Some families have adopted the tradition of deep-frying a turkey. But a mishap when cooking a 15-pound turkey in a vat of extremely hot oil can cause a serious injury. Cooking oil can reach temperatures of more than 400 degrees in a deep fryer so caution should be taken to prevent burning yourself or starting a fire. Water is very dangerous when deep-frying. When water touches hot oil, it vaporizes and may cause oil to splatter and cause burns.

Deep-frying should be done outside on a patio or driveway and not left unattended.

In case a fire breaks out:

  • Always have a kitchen fire extinguisher handy and make sure you know how to use it.
  • Do not try to put out any grease fire including a fire in a deep fryer with water because that can cause it to spread. Turn off the burner and smother the flames with a lid or put baking soda on them.
  • If a grease fire gets completely out of hand, get everyone out of the house and then call 911.

Avoid Food-related Illnesses:

Turkey is always the main course, but if not prepared properly it can make people sick.

  • Buy your bird one to two days before cooking and keep it in the refrigerator. Freeze it if you buy it earlier.
  • Thaw in the refrigerator (one day for 4-5 pounds), cold water (30 minutes for every pound) or in a microwave oven (using microwave-safe pan and following manufacturer’s instructions).
  • Start cooking right after thawing and avoid slow cooking or partial cooking. Use at least 165 degrees heat.
  • Cook stuffing separately.
  • Check inner parts of the turkey with a thermometer to make sure they’re cooked.
  • Wash hands with soap and water before and after you handle food.
  • To prevent cross-contamination, don’t handle cooked and raw food at the same time, and avoid putting vegetables or uncooked food with raw meat.
  • Put leftovers in the refrigerator less than two hours after the meal is over and make sure they are eaten within three days. Anything else should be frozen.
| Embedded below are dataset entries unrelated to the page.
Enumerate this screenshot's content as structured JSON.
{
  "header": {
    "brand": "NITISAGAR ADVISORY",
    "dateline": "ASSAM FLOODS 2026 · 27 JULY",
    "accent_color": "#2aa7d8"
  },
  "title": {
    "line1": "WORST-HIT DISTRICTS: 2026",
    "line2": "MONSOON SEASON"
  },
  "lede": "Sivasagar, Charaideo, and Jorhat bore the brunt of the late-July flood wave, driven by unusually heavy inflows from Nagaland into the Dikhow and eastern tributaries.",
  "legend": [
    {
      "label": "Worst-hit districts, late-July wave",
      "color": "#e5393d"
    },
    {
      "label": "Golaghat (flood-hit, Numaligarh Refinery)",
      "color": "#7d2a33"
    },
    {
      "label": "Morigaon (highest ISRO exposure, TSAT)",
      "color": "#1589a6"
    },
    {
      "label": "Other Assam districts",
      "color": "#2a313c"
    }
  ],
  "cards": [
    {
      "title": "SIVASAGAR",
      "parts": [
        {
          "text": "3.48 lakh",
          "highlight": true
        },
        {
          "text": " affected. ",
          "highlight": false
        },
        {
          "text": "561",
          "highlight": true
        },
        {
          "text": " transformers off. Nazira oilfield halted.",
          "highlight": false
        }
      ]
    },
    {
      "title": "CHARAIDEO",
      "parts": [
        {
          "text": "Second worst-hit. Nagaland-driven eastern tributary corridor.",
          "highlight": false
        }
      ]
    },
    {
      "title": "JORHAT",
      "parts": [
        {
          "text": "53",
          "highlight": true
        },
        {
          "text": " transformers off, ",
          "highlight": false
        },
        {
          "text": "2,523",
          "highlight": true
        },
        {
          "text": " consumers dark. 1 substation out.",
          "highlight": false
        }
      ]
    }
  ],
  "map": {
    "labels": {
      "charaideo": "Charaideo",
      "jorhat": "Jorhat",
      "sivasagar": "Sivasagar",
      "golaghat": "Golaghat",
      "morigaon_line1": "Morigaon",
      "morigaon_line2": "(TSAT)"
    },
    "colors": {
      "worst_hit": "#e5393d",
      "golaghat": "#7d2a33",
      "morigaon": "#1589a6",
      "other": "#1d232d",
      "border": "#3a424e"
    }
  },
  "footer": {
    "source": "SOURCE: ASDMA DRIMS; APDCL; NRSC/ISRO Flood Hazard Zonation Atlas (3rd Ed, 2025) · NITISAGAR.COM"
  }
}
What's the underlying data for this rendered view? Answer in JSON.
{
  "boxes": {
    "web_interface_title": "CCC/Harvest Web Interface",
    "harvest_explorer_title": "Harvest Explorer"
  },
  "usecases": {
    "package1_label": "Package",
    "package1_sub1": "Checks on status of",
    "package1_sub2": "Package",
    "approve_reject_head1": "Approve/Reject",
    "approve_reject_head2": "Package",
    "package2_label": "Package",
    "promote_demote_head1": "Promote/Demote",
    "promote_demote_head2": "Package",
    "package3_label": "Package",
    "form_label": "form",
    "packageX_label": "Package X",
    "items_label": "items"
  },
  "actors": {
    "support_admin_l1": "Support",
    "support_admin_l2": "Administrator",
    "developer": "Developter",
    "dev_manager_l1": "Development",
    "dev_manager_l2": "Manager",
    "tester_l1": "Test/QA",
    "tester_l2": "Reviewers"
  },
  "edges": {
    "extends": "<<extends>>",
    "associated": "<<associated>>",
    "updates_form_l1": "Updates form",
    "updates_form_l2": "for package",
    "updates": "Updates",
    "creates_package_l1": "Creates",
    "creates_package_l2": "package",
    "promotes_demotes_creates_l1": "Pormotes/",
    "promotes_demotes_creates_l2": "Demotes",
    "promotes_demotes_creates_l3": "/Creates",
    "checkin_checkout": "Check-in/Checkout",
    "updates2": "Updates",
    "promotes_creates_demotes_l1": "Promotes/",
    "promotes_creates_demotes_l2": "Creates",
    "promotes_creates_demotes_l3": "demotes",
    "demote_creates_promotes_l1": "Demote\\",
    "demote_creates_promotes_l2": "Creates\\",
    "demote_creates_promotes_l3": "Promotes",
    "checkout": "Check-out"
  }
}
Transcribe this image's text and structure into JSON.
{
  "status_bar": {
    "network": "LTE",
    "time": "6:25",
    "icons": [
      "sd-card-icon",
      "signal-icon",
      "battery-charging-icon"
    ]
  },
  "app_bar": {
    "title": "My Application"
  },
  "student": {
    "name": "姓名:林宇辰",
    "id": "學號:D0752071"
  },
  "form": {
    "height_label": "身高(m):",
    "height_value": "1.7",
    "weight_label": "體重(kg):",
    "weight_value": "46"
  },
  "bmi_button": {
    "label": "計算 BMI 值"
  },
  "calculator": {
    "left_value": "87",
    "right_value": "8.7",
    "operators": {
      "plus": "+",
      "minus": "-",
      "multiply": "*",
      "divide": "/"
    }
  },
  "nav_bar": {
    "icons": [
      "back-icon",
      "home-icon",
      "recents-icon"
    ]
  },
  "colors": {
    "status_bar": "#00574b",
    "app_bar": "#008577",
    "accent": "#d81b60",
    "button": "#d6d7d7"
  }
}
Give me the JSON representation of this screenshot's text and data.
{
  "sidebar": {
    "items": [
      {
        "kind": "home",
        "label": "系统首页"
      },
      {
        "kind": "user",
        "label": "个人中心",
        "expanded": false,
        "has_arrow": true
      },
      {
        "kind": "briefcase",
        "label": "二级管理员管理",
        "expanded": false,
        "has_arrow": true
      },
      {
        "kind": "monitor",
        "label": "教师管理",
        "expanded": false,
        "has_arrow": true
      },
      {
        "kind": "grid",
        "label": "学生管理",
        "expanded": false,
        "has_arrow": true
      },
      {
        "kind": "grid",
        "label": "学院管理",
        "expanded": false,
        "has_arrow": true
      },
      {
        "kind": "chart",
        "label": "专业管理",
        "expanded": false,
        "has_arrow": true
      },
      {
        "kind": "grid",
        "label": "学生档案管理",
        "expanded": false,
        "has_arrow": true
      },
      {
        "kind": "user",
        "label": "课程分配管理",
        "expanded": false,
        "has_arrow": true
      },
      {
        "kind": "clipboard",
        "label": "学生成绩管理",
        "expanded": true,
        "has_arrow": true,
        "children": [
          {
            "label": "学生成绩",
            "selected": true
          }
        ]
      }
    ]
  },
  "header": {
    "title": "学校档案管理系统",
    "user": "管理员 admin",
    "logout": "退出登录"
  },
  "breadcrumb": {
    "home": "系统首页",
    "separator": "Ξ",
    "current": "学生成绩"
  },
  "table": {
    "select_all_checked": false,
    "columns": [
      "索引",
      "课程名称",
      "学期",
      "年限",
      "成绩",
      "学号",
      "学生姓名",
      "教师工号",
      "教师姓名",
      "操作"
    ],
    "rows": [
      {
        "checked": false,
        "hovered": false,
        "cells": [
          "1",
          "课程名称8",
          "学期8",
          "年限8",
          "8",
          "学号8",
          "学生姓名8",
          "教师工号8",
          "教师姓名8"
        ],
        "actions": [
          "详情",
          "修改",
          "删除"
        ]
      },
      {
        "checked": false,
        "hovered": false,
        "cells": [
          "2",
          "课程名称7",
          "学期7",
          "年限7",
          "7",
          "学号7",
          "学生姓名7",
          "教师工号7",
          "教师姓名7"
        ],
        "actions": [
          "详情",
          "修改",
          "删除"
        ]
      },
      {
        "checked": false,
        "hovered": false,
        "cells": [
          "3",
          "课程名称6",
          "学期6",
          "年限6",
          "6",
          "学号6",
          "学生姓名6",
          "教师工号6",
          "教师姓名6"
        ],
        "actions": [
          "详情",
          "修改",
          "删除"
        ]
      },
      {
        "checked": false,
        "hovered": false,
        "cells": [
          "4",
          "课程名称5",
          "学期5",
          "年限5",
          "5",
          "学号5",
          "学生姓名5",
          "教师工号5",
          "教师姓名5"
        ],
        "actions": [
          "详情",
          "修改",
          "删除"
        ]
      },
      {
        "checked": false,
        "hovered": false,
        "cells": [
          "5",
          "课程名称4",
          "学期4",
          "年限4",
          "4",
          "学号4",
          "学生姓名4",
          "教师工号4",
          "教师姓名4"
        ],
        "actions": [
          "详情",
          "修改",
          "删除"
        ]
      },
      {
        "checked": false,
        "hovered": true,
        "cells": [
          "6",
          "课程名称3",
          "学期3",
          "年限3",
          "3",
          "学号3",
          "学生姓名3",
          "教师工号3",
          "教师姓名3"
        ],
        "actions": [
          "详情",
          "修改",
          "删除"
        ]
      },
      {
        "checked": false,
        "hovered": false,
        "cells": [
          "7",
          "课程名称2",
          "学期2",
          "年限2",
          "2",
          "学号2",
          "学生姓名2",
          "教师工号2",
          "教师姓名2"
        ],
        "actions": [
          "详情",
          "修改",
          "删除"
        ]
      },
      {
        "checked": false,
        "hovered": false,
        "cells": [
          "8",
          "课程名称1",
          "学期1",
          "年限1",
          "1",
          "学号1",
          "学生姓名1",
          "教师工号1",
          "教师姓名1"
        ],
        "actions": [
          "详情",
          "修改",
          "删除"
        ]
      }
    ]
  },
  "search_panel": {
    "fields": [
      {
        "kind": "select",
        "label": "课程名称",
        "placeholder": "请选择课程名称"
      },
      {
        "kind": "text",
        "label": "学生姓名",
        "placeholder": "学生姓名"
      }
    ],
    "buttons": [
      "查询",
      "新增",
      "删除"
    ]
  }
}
Social functions like Thanksgiving are filled with joking, old stories and laughter, making the possibility of choking a very real danger.

  • If someone begins to choke and can’t cough, breathe or speak, call 911.
  • To dislodge food, give five sharp blows to the victim’s back with the heel of your hand.
  • If that doesn’t work, wrap your hands around the person’s abdomen and perform rapid upward thrusts.

Travel tips:

  • If you’re driving to a relative’s house, make sure you know what route to take. Check a GPS before leaving and look at a weather report to make sure roads will be safe.
  • If you’re flying, make plans well in advance to avoid holiday airport congestion.
  • Don’t advertise that you’re going out of town by posting your travel plans on social networks. That could tip off burglars.
  • Give an extra set of keys to a trusted friend or longtime neighbor in case you need someone to go into your house while you’re gone. Let them pick up your mail, too.
  • Check all doors and windows before leaving to make sure they’re secure.
  • Put your lights on a timer to make sure an area of your house is lit at night.
  • Purchase a security alarm system, which will help you throughout the year.

Taking a few common-sense precautions with children, cooking, fire prevention and travel can help you avoid accidents this Thanksgiving and ensure you have a fun holiday with friends and family.